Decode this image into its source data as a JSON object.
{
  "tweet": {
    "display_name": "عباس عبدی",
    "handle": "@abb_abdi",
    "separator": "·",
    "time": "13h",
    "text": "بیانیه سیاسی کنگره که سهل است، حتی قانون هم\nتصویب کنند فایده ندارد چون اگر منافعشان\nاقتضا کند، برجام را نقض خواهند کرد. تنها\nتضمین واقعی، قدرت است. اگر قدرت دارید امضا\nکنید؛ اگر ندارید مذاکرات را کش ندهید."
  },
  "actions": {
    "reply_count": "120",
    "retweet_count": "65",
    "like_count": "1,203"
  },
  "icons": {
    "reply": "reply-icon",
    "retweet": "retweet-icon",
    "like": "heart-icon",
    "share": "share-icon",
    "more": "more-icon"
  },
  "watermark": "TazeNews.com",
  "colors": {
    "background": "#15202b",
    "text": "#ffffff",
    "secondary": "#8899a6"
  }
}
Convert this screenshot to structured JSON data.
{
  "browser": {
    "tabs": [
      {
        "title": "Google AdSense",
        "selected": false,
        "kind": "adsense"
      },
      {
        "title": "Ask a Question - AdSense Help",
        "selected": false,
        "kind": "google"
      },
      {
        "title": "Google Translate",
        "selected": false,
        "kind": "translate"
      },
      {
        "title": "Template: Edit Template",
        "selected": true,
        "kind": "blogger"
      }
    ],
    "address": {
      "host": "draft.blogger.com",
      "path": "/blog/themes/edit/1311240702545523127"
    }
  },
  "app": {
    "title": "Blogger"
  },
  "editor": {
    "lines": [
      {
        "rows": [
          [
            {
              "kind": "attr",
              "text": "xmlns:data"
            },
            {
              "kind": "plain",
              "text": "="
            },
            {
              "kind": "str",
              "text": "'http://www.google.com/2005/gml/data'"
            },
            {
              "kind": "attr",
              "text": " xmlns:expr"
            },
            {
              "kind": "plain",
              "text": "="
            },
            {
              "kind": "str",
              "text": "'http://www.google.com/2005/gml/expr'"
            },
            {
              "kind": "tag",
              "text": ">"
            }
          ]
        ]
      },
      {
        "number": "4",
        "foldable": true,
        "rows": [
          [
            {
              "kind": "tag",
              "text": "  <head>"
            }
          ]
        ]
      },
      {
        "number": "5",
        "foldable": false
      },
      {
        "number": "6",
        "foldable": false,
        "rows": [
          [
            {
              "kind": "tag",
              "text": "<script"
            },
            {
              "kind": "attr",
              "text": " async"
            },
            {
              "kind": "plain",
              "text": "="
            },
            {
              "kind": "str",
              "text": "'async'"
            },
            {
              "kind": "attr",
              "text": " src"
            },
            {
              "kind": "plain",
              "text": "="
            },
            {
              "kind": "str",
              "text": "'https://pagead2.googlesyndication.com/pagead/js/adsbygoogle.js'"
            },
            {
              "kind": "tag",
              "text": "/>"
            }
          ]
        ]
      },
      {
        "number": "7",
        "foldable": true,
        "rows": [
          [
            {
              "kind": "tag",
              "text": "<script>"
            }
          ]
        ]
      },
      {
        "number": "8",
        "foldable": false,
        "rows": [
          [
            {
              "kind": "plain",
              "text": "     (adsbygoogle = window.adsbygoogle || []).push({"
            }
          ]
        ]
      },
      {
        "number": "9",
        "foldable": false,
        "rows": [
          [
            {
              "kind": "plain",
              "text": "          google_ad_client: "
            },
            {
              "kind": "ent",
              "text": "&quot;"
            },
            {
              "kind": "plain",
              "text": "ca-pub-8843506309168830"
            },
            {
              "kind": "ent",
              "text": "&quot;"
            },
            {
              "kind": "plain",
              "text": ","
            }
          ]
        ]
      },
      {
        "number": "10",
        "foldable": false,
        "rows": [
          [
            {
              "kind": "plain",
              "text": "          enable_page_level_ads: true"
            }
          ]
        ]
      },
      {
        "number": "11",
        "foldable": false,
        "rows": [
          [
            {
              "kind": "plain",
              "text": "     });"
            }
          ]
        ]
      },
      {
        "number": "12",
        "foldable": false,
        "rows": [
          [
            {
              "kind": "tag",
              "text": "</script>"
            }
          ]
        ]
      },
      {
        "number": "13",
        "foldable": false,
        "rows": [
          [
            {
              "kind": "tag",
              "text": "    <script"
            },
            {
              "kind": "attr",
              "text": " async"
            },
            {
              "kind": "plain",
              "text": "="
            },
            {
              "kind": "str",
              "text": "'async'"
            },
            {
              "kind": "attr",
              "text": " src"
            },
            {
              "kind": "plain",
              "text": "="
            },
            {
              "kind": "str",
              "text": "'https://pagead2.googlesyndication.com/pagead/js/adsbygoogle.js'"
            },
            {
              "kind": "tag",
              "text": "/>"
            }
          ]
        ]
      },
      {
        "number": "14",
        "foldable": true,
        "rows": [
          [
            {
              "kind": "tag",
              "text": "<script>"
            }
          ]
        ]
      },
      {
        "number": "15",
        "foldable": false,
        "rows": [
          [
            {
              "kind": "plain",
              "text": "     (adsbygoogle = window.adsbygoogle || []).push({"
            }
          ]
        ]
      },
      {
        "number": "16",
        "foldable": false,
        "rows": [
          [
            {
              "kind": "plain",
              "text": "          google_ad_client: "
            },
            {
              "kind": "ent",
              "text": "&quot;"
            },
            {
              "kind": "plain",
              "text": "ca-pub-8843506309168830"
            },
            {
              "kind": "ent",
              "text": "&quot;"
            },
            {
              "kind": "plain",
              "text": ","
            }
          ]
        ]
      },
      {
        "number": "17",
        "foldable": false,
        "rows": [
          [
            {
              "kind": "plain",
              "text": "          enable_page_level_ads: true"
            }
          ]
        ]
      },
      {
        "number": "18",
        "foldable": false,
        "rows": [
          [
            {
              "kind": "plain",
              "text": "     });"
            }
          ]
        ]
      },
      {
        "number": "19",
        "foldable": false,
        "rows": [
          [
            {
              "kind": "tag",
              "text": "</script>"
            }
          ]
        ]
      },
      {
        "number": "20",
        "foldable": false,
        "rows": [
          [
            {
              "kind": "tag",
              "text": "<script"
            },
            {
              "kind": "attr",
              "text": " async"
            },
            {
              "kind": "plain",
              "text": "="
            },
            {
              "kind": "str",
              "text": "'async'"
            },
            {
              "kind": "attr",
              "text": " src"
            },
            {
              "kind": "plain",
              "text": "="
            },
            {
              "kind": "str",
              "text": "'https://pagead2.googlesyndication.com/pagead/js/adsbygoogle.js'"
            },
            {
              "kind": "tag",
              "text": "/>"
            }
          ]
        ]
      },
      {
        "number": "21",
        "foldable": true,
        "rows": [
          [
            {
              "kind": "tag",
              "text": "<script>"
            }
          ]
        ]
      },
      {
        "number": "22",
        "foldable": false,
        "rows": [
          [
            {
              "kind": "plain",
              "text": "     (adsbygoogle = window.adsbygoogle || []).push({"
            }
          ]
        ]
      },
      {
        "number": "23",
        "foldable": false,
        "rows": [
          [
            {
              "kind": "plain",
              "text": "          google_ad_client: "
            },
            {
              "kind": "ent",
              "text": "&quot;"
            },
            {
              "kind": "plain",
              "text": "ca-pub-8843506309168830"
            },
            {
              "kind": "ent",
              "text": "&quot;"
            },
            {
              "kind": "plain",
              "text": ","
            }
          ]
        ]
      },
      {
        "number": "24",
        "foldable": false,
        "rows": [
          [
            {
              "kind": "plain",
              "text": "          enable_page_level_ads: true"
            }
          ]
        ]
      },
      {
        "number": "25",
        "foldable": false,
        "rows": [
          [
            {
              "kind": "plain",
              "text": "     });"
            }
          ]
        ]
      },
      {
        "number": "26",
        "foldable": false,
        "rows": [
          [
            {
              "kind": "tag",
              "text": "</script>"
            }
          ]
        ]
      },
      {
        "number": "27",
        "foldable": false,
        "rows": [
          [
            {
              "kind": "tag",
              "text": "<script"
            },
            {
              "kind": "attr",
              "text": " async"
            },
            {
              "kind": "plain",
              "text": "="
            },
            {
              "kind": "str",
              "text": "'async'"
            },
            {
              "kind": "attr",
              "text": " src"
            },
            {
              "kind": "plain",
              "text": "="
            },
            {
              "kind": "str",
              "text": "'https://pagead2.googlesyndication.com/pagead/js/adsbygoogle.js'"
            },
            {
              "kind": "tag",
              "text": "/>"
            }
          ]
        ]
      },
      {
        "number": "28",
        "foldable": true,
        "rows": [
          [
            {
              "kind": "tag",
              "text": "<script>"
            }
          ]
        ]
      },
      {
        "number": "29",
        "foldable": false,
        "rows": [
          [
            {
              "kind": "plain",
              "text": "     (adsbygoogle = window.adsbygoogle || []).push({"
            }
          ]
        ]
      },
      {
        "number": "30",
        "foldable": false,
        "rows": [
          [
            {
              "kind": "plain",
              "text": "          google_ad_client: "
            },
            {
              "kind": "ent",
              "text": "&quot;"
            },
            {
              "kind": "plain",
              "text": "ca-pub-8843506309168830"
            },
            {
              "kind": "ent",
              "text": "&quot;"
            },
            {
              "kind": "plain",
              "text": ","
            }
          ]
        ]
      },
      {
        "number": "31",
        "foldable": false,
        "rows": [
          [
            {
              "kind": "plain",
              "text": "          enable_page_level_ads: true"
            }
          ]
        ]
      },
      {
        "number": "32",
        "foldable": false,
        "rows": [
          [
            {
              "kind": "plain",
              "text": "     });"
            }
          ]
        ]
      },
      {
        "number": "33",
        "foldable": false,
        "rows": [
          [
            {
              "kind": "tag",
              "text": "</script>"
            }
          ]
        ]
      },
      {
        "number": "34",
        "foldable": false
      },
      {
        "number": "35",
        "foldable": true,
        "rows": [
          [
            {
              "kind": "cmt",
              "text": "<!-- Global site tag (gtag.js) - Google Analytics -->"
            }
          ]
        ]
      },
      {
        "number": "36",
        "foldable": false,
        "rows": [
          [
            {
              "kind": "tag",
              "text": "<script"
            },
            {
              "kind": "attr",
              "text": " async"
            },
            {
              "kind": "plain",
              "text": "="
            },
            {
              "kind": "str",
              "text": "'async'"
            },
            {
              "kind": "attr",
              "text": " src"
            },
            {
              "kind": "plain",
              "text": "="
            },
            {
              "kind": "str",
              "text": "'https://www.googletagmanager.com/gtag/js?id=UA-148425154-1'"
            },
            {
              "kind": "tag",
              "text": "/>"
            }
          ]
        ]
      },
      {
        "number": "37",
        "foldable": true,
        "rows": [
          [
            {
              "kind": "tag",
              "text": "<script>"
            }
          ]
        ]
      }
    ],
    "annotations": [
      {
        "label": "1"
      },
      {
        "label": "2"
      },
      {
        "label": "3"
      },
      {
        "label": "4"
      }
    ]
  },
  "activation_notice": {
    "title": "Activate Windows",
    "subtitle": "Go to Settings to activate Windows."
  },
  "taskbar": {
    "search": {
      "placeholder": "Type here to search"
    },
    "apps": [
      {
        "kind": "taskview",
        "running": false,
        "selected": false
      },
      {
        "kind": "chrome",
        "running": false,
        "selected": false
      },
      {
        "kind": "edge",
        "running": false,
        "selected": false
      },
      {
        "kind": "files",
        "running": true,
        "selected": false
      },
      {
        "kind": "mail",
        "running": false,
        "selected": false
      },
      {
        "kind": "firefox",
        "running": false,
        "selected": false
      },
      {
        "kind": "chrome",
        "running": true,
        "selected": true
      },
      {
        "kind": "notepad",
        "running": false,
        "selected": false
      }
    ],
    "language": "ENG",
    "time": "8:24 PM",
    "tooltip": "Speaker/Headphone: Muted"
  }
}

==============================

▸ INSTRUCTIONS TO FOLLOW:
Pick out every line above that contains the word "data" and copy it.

▸ WRITTEN ANSWER:
Decode this image into its source data as a JSON object.
Convert this screenshot to structured JSON data.
              "text": "xmlns:data"
              "text": "'http://www.google.com/2005/gml/data'"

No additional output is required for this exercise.